Missouri’s Largest Private Landowner Saw the Forest Through the Trees
by Carmen Schwartz
Leo Drey is an interesting character when it comes to the list of largest private landowners in the United States. Most agree that he is a pillar of strength; which seems poignant, considering he is all about saving and rejuvenating the strong, solid timberlands of Missouri.
There is a story told that Leo Drey’s answering machine speaks: “I’m out planting a forest. Please leave your name and number, and I’ll try to get back to you before it matures.” In other words? The Great Outdoors and his mission to constantly work for the forest will always be the first thought on his mind.
It was 1917 when Leo A. Drey came into the world in St. Louis; and over time he became Missouri’s prominent timber magnate, conservationist, and philanthropist. Coming from the background of manufacturing (his father was a very wealthy manufacturer of glassware), Mr. Drey began what was to become his main goal in life in 1951. This is when his focus landed on the acquisition of timberland in the Missouri Ozarks, which he would use for reforestation and conservation projects.
Holdings rose to approximately 160,000 acres, making him the largest private landholder in the state – with more acres than Missouri’s entire park system. Pioneer Forest, which was the initial project for his reforestation and conservation goals, is a commercial forest managed in the public interest. Operated with harvesting techniques referred to as single-tree selection, U.S. Pioneer Forest is one of the most lush, vibrant areas in the country.
At the core of the Missouri Ozarks, the diversity of oak, hickory and pine make for magnificent scenery. And by utilizing the single-tree selection harvesting technique, this land has maintained its vibrancy – a sustainable forest that provides for everyone.
Over the years, Pioneer Forest has restored more than 153,000 acres of Ozark woodlands across six Missouri counties, and Leo Drey can be thanked for that. It was he and he alone who made forest owners and managers stop and think. He challenged them to look at the future when it came to the best way to manage and protect forests so both public and industry could benefit from the health and wealth of the land. He had the knowledge that all of these forested areas could be extremely productive if only they were managed well, using the far more conservative harvesting technique. Mr. Drey wished to prove that by doing things his way, the structure of the forest would remain the same – or be even more beneficial than it already was.
With the long-range objective for Pioneer Forest still in place – to develop and manage native tree species of large diameter, while also providing recreational and ecosystem benefits – Leo Drey has literally shown that his idea was more than bountiful.
The L-A-D Foundation was begun so that Mr. Drey could offer even more help when it came to maintaining and protecting various other natural areas in Missouri. Offering a chance for all citizens to enjoy the beautiful areas, he leased many acres to the state park system for only one dollar per year.

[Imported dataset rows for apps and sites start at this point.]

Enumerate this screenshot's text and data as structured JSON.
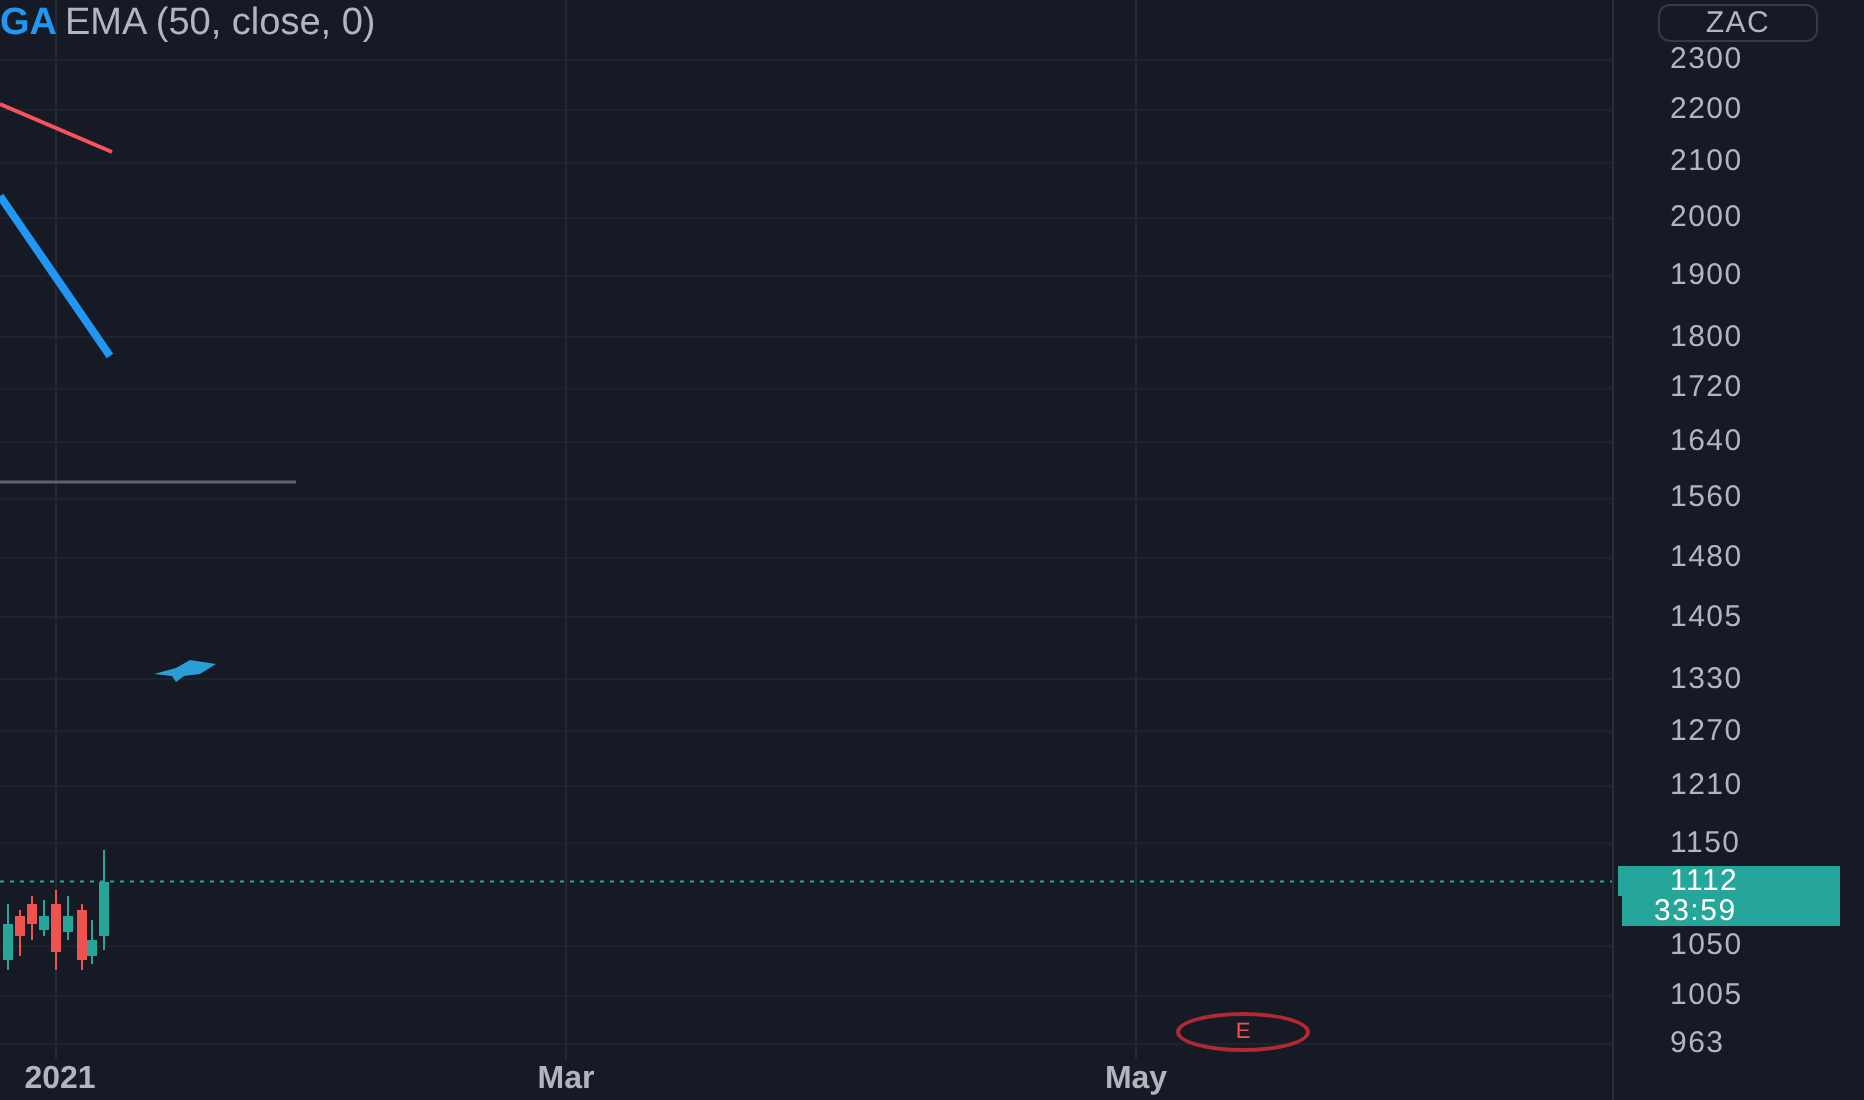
{
  "legend": {
    "prefix": "GA",
    "study": "EMA (50, close, 0)"
  },
  "price_axis": {
    "currency": "ZAC",
    "ticks": [
      "2300",
      "2200",
      "2100",
      "2000",
      "1900",
      "1800",
      "1720",
      "1640",
      "1560",
      "1480",
      "1405",
      "1330",
      "1270",
      "1210",
      "1150",
      "1050",
      "1005",
      "963"
    ],
    "last_price": "1112",
    "countdown": "33:59"
  },
  "time_axis": {
    "labels": [
      "2021",
      "Mar",
      "May"
    ]
  },
  "events": [
    {
      "label": "E"
    }
  ]
}
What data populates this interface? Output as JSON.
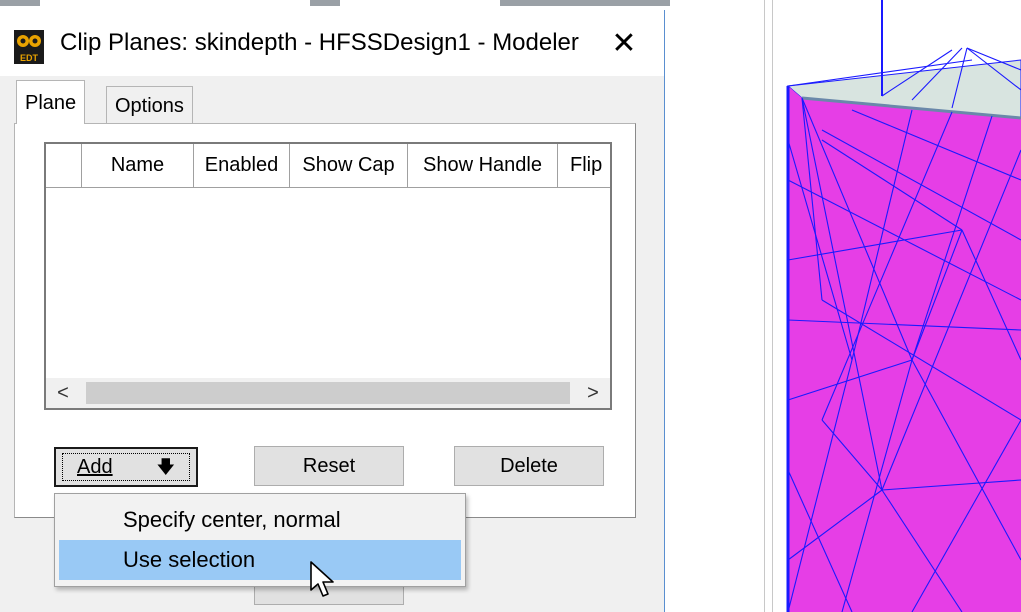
{
  "dialog": {
    "title": "Clip Planes: skindepth - HFSSDesign1 - Modeler",
    "close_label": "✕",
    "app_icon_text": "EDT"
  },
  "tabs": [
    {
      "label": "Plane",
      "active": true
    },
    {
      "label": "Options",
      "active": false
    }
  ],
  "table": {
    "columns": [
      "",
      "Name",
      "Enabled",
      "Show Cap",
      "Show Handle",
      "Flip"
    ],
    "rows": [],
    "scroll_left": "<",
    "scroll_right": ">"
  },
  "buttons": {
    "add_label": "Add",
    "add_arrow": "🡇",
    "reset_label": "Reset",
    "delete_label": "Delete"
  },
  "menu": {
    "items": [
      {
        "label": "Specify center, normal",
        "highlighted": false
      },
      {
        "label": "Use selection",
        "highlighted": true
      }
    ]
  },
  "colors": {
    "menu_highlight": "#99c9f5",
    "mesh_face": "#e63ee6",
    "mesh_lines": "#1a1aff",
    "mesh_top": "#d8e4e0"
  }
}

Ensuring that the forests will continually be managed through environmentally sound and sustainable practices is Leo Drey’s ultimate success. His ideals should be duplicated across the country, seeing as that he illustrated the very real fact that the future doesn’t need to leave the past behind in order to be successful.
Drey, himself, always commented about the people and the area he seems to love, offering sheer respect for the citizens of the Ozarks. He admired the fact that they had consistently managed to make a living from those hills through hard work.
Before Leo Drey came along, people had used the area in more wrong ways than could be counted, bringing detriment to the land. But with his hard work, people finally began to realize the actual value of all that stood around them.
His love of the land is easily seen. When people think about Leo Drey, they may remember the hugely-publicized purchase of Greer Spring in Oregon County. (Greer is the second largest spring in Missouri.) There was a great deal of talk when it came to commercial development in that area. Drey looked at the competition who would, if they won the land, mess it up in more ways than one, and came in with an offer, got the property and then immediately gave it to the U.S. Forest Service. Talk about a bargain.
The list of what this man has done and the land he’s protected is vast. Being born in the city that plays home to the Gateway Arch, a monument that stands for the westward expansion of the United States, seems fitting for Leo Drey. After all, his incredible work is all about expanding the minds of others. He saw the wealth of the forest through the commercial-building trees, and has fought for many years to keep the most valuable resource we have intact and thriving.
Source: Baret News Wire